Sergei Sobyanin is Moscow’s current mayor, though he stepped down, triggering a special election and a shortened election season. Sobyanin has then refused to participate in the debates between candidates, where Sobyanin has been the target of all of the other candidates. (See our coverage of the 1st and 2nd debates).
Sobyanin, for his part, has barely left President Putin’s side, attending many public appearances and media events and choking the other candidates out of television time.
This poll suggests that Sobyanin may be losing ground, and Navalny may be gaining ground. If true, this matches the assessment that Putin is worried about the surging opposition in Moscow. – Ed.
The marketing company Synovate Comcon published the results of a poll conducted from 8 through 14 August. Among Muscovites who have already decided whom to vote for as mayor, 63.4% are ready to vote for acting Moscow Mayor Sergei Sobyanin.
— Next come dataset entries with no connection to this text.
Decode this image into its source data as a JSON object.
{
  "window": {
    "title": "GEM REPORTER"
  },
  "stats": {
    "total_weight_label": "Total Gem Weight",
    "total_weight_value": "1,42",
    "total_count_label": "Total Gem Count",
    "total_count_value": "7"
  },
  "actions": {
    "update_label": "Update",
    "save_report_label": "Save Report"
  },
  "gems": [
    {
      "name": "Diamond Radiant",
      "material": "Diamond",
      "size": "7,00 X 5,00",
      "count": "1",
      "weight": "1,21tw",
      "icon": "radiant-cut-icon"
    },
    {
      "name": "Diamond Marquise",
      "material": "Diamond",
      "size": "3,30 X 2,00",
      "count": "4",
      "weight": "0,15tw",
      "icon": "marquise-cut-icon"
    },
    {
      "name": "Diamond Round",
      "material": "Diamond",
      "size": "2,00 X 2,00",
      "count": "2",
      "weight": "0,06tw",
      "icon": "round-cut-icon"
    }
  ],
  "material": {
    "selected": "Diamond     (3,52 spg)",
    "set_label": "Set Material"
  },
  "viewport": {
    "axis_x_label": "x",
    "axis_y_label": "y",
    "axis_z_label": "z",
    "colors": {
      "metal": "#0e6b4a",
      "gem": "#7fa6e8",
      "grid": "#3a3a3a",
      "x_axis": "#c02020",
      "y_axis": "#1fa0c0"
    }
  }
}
Thus, within a week, Sobyanin’s election rating fell by almost 11 percentage points — twice as much as in the previous month (from 4 July to 7 August). During that time, the rating of Sobyanin’s main opponent, Alexei Navalny, rose by 5 percentage points to 19.9%. That is, in five weeks, the number of Navalny’s supporters doubled; for the week of 4-10 July, his rating was 10.7%. These figures illustrate that the electorate are taking away votes from the “basket” of the self-nominated Sobyanin in favor of other candidates, says Comcon; but the main spread of forces has not changed as before – the rating leader remains Sobyanin.
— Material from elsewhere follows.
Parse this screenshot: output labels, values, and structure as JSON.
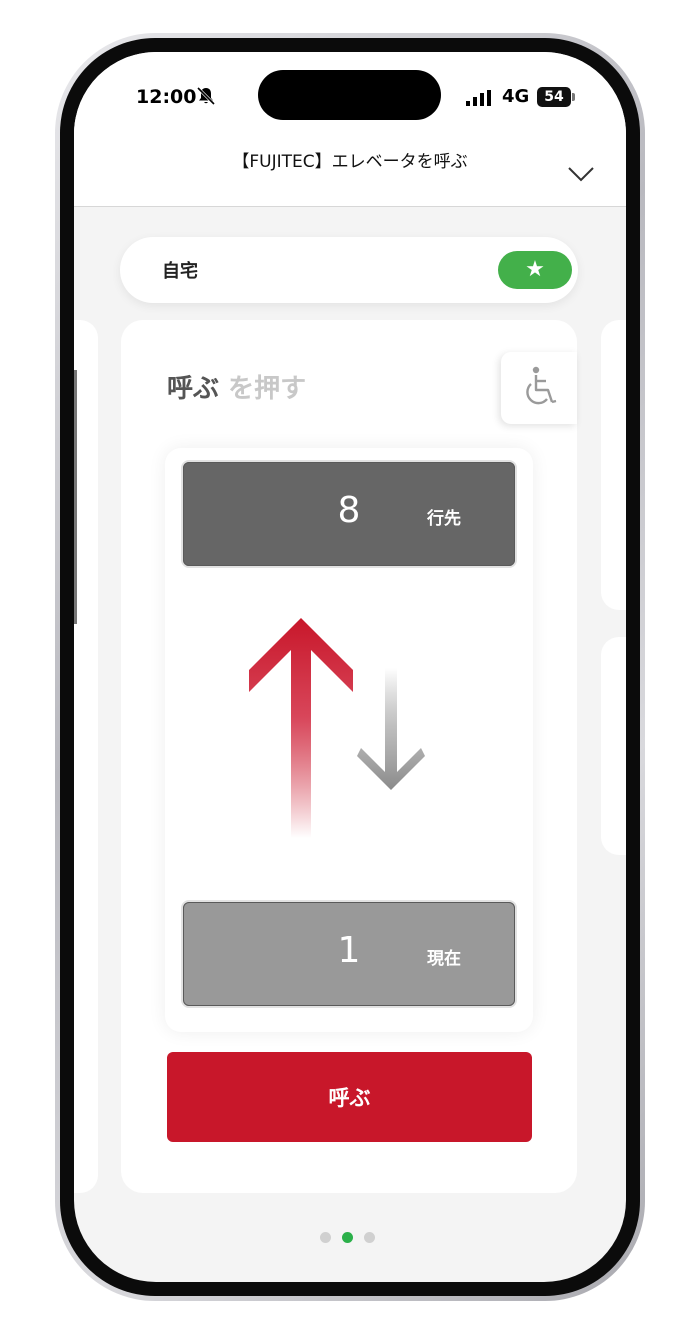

Comcon also indicates that last week, in the question about the intention to vote, along with the name of the candidate, the name of the party that nominated him was also mentioned to the respondent. “This factor, along with the activization of public activity of the candidates, played a noticeable role in the dynamic of the ratings,” Comcon said in a statement on its web site. Ivan Melnikov, the candidate from the Communist Party of the Russian Federation rose by 2.5 percentage points to 7.8%; Sergei Mitrokhin, the candidate from Yabloko remained unchanged (4.2%); the ratings of Mikhail Degtyarev from the Liberal Democratic Party of Russia and Nikolai Levichev from Just Russia rose by a factor of almost five in the last week – to 2.3% for each from 0.4% and 0.5% respectively the previous week.
Among all Muscovites (including those who have not yet decided for whom they will vote), 37.9% are prepared to vote for Sobyanin – despite the fact that the acting mayor of Moscow is still getting the majority, this is the lowest indicator for his rating in five weeks. Meanwhile, 11.8% are prepared to vote for Navalny; 4.7% for Melnikov; 2.5% for Mitrokhin and 1.4% for Levichev and Degtyarev.
Comcon noted that the figure for Muscovites who intend to vote has remained stable at 57-58%; 1,200 Muscovites older than 18 took part in the poll with a margin of error of 2.5%. The information was collected through telephone surveys.